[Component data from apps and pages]
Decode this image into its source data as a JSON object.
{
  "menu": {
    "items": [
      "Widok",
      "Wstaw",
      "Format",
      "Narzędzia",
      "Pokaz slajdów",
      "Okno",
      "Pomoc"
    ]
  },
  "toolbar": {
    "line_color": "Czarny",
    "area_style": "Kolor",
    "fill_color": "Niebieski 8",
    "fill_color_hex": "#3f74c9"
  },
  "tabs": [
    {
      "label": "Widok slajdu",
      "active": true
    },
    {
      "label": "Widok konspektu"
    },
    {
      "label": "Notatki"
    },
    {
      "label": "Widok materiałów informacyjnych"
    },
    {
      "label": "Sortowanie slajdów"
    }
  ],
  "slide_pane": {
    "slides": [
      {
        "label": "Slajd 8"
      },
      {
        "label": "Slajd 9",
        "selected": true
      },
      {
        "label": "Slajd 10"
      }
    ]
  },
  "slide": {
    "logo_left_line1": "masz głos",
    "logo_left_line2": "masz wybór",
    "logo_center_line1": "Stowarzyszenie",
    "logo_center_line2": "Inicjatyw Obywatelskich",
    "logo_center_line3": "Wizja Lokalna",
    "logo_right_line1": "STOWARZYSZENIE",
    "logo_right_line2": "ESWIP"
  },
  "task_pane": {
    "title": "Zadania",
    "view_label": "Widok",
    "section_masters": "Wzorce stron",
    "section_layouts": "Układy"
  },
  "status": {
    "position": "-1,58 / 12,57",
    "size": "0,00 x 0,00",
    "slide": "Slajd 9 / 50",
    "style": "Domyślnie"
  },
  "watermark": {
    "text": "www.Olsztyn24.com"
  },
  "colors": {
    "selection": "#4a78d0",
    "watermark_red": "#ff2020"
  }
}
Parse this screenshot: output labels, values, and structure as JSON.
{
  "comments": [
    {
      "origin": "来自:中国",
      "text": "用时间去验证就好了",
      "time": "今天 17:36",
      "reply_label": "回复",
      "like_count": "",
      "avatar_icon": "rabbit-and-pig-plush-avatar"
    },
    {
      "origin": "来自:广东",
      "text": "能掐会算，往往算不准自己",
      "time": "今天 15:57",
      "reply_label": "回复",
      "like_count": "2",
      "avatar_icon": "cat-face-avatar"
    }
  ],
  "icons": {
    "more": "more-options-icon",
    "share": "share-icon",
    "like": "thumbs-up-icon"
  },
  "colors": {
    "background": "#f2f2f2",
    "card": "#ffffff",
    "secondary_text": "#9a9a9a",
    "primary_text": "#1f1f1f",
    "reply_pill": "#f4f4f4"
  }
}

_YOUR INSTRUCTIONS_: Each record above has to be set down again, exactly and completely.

_SOLUTION FOR THIS TASK_:
Decode this image into its source data as a JSON object.
{
  "menu": {
    "items": [
      "Widok",
      "Wstaw",
      "Format",
      "Narzędzia",
      "Pokaz slajdów",
      "Okno",
      "Pomoc"
    ]
  },
  "toolbar": {
    "line_color": "Czarny",
    "area_style": "Kolor",
    "fill_color": "Niebieski 8",
    "fill_color_hex": "#3f74c9"
  },
  "tabs": [
    {
      "label": "Widok slajdu",
      "active": true
    },
    {
      "label": "Widok konspektu"
    },
    {
      "label": "Notatki"
    },
    {
      "label": "Widok materiałów informacyjnych"
    },
    {
      "label": "Sortowanie slajdów"
    }
  ],
  "slide_pane": {
    "slides": [
      {
        "label": "Slajd 8"
      },
      {
        "label": "Slajd 9",
        "selected": true
      },
      {
        "label": "Slajd 10"
      }
    ]
  },
  "slide": {
    "logo_left_line1": "masz głos",
    "logo_left_line2": "masz wybór",
    "logo_center_line1": "Stowarzyszenie",
    "logo_center_line2": "Inicjatyw Obywatelskich",
    "logo_center_line3": "Wizja Lokalna",
    "logo_right_line1": "STOWARZYSZENIE",
    "logo_right_line2": "ESWIP"
  },
  "task_pane": {
    "title": "Zadania",
    "view_label": "Widok",
    "section_masters": "Wzorce stron",
    "section_layouts": "Układy"
  },
  "status": {
    "position": "-1,58 / 12,57",
    "size": "0,00 x 0,00",
    "slide": "Slajd 9 / 50",
    "style": "Domyślnie"
  },
  "watermark": {
    "text": "www.Olsztyn24.com"
  },
  "colors": {
    "selection": "#4a78d0",
    "watermark_red": "#ff2020"
  }
}
Parse this screenshot: output labels, values, and structure as JSON.
{
  "comments": [
    {
      "origin": "来自:中国",
      "text": "用时间去验证就好了",
      "time": "今天 17:36",
      "reply_label": "回复",
      "like_count": "",
      "avatar_icon": "rabbit-and-pig-plush-avatar"
    },
    {
      "origin": "来自:广东",
      "text": "能掐会算，往往算不准自己",
      "time": "今天 15:57",
      "reply_label": "回复",
      "like_count": "2",
      "avatar_icon": "cat-face-avatar"
    }
  ],
  "icons": {
    "more": "more-options-icon",
    "share": "share-icon",
    "like": "thumbs-up-icon"
  },
  "colors": {
    "background": "#f2f2f2",
    "card": "#ffffff",
    "secondary_text": "#9a9a9a",
    "primary_text": "#1f1f1f",
    "reply_pill": "#f4f4f4"
  }
}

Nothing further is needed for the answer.